I was fortunate to play a small role in helping the first supply chain act get passed in California and have since helped companies comply with modern slavery laws in the US, UK, Europe and Australia. Each new law passed came with increased severity. In the past two years alone the United States Customs and Border Protection seized approximately $2 billion worth of goods suspected to be made with forced labor. Companies operating in Germany are reporting for the first time on a new supply chain law and Canada’s Fighting Against Forced Labour and Child Labour in Supply Chains Act went into effect on January 1 this year. The EU is putting the final touches on a supply chain law with a penalty of up to 5% annual turnover for non-compliance.

A working definition of modern slavery is anyone who is forced to work without pay, under threat of violence, is economically exploited or is unable to walk away. The US Department of Labor has classified this as the condition for over a million minority Muslims working in western China, where about a fifth of the world’s cotton is produced. I’ve worked at the intersection of human rights and supply chains for over a decade with experience at both ends, from the children pulling minerals out of the ground to the CPOs who procure them. The challenge isn’t finding leaders who care. The challenge is the opacity of our supply chains.

The International Labor Organization estimates that 1 in 10 children in the world experience labor that is dangerous and harmful. Last month the New York Times exposed several cases of child labor in slaughterhouses and agricultural production in the United States, the $80 billion auditing industry that has failed to address it. The lesson here is what worked before doesn’t anymore. This movement toward supply chain transparency takes a new bravery and tenacity.

The quote ‘history doesn’t repeat itself, but it often rhymes’ attributed to Mark Twain works more as a statistical constant than an overused quip in this case. Society has handed the responsibility to address the worst form of human behavior to supply chain professionals. There is no escaping that fact. Procurement has been handed the torch of freedom. Will it burn out under the winds of paralysis analysis? Will it be placed in the bottom drawer under concerns of ‘economic headwinds’’? Or will the torch be carried with the necessary curiosity, humility and determination that history requires of us?

The world will be watching this year how companies prioritize their efforts to protect human rights in supply chains. Perhaps this year we’ll begin to write a new verse that doesn’t rhyme. That’s a song I’d love to sing.

Many thanks to FRDM for being a part of the series. Insider members can read our in-depth analysis of the FRDM solution here.

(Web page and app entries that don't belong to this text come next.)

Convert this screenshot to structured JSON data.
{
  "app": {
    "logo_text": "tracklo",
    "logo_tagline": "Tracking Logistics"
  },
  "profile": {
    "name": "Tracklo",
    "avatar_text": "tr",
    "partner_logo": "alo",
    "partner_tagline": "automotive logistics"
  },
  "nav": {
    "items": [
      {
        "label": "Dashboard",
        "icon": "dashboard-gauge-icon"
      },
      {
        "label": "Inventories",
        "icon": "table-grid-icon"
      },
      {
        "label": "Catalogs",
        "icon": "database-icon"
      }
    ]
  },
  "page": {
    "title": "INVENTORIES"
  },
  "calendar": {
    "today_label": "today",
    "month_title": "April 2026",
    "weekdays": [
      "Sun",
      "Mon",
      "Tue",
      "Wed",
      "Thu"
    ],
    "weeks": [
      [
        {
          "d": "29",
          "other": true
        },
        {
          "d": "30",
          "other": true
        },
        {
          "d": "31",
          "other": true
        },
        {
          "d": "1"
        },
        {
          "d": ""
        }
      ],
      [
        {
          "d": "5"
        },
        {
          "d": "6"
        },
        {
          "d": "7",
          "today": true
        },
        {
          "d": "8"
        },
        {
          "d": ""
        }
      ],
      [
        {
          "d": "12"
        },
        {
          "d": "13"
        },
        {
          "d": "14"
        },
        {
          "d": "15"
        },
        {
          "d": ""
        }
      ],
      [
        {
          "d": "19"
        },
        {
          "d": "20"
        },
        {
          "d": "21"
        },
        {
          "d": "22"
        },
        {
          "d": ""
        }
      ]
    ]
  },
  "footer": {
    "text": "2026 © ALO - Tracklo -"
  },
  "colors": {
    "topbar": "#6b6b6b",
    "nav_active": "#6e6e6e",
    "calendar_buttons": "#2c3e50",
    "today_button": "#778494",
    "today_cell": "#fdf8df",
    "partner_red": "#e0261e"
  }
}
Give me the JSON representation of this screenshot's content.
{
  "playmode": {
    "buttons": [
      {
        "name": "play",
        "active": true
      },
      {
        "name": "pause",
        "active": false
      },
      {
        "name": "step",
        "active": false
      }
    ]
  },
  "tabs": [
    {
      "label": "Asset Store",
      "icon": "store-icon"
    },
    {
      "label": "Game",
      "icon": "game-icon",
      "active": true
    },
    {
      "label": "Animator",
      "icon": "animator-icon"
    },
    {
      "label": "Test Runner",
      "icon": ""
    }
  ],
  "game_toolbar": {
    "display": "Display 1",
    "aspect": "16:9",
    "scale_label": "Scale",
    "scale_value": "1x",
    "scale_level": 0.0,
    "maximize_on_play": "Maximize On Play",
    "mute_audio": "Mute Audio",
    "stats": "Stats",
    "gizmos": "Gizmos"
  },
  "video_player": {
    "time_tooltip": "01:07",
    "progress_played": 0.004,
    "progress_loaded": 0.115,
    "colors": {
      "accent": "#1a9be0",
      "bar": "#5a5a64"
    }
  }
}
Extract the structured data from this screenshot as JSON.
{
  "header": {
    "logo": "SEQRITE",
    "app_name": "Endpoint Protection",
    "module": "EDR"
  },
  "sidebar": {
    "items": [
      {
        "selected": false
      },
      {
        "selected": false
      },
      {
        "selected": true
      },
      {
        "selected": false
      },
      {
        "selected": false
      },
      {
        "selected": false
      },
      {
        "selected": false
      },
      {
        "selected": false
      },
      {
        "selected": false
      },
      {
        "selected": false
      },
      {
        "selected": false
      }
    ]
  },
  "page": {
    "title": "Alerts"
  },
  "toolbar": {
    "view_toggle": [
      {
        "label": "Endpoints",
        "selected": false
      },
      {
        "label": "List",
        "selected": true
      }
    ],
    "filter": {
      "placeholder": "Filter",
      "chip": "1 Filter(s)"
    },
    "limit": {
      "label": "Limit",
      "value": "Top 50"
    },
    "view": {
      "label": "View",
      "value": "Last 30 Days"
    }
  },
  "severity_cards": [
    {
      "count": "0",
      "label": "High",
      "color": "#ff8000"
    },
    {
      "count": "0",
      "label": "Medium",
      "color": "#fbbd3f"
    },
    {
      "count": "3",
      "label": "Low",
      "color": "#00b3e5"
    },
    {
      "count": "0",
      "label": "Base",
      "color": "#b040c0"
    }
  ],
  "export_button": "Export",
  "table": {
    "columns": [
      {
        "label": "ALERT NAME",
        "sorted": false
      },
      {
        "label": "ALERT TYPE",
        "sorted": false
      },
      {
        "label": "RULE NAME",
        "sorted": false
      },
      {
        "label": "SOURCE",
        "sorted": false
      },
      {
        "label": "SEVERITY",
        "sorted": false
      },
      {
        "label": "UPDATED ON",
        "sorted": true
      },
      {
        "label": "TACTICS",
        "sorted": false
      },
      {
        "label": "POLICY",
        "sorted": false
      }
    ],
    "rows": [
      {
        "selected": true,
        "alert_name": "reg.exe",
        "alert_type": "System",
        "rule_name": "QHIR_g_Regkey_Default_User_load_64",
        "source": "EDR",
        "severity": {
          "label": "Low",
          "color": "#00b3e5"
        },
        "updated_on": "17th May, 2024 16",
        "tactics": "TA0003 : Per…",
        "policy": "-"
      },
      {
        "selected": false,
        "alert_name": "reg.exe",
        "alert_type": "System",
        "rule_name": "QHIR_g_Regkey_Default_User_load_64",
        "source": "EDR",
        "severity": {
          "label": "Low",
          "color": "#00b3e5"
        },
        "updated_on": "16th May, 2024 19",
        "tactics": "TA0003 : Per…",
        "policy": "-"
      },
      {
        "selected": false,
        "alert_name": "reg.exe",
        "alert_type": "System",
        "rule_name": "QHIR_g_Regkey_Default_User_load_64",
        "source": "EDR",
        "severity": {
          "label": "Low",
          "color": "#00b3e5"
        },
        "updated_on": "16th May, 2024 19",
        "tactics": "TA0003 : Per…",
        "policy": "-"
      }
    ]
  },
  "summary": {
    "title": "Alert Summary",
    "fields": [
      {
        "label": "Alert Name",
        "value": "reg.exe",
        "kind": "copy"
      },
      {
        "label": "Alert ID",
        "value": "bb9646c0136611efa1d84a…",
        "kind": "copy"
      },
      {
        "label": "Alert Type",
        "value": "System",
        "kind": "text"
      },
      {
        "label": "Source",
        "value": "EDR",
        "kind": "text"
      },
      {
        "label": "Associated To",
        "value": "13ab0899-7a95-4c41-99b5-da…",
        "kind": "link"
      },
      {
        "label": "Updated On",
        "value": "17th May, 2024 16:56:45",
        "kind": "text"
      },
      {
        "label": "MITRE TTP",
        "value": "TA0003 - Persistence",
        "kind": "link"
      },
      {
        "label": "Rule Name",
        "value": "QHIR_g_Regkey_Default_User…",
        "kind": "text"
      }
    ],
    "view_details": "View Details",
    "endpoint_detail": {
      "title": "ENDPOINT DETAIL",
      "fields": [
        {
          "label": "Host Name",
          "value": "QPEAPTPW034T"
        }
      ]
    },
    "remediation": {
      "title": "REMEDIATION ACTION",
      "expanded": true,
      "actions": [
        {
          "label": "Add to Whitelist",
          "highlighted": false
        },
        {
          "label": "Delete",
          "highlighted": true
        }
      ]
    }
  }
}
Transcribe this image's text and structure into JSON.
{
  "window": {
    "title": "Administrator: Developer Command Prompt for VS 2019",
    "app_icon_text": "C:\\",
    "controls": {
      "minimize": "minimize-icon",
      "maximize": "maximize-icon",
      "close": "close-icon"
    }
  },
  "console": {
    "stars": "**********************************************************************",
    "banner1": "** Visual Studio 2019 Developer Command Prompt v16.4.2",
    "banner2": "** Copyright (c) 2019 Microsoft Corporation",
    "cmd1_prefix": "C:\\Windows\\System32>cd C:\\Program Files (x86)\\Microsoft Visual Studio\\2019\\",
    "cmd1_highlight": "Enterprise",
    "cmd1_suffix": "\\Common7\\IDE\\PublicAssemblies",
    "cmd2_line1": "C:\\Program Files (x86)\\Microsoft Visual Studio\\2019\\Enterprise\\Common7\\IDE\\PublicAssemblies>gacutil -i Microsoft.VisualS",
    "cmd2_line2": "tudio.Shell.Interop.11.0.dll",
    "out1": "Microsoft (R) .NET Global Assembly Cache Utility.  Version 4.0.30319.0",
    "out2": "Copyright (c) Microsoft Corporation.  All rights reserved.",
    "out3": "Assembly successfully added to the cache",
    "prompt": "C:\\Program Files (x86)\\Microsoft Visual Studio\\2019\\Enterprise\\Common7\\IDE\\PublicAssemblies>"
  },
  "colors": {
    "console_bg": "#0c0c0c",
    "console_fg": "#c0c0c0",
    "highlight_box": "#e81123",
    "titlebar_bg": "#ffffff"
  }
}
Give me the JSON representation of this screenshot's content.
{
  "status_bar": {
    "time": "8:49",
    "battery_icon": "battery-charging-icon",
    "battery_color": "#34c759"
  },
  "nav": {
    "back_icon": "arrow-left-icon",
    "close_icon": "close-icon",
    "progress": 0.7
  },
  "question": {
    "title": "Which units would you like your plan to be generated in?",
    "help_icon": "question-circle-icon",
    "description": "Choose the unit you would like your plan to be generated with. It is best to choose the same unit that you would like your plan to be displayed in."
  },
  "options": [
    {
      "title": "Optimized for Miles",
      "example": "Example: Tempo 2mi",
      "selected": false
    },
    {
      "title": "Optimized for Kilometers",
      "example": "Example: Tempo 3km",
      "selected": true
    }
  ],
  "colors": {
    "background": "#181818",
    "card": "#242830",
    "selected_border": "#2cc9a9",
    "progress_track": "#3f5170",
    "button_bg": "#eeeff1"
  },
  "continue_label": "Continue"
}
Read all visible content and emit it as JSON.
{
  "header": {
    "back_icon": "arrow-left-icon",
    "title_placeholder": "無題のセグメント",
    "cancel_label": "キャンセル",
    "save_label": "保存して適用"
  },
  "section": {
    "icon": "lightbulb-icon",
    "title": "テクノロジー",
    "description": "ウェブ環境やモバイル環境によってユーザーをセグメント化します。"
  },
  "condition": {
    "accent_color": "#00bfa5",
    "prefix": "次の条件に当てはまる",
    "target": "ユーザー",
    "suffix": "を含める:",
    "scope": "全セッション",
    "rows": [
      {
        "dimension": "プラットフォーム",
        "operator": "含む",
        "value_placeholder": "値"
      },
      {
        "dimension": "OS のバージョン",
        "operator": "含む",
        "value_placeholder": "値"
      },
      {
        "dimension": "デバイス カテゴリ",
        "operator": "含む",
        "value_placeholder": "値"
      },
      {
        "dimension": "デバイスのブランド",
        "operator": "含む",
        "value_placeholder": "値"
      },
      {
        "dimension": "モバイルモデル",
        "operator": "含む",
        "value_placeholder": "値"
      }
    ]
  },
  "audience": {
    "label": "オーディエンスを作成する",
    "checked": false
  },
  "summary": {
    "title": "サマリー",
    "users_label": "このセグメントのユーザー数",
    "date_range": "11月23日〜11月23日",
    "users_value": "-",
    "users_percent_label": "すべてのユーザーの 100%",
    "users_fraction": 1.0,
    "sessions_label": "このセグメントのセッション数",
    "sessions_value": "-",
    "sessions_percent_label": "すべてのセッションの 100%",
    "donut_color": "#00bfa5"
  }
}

Read our senior analyst’s take on the key themes from the series here.

And read our series on Enabling supply chain transparency to combat forced labor and modern slavery.

As always, reach out to discuss any of the above.

Insights 2024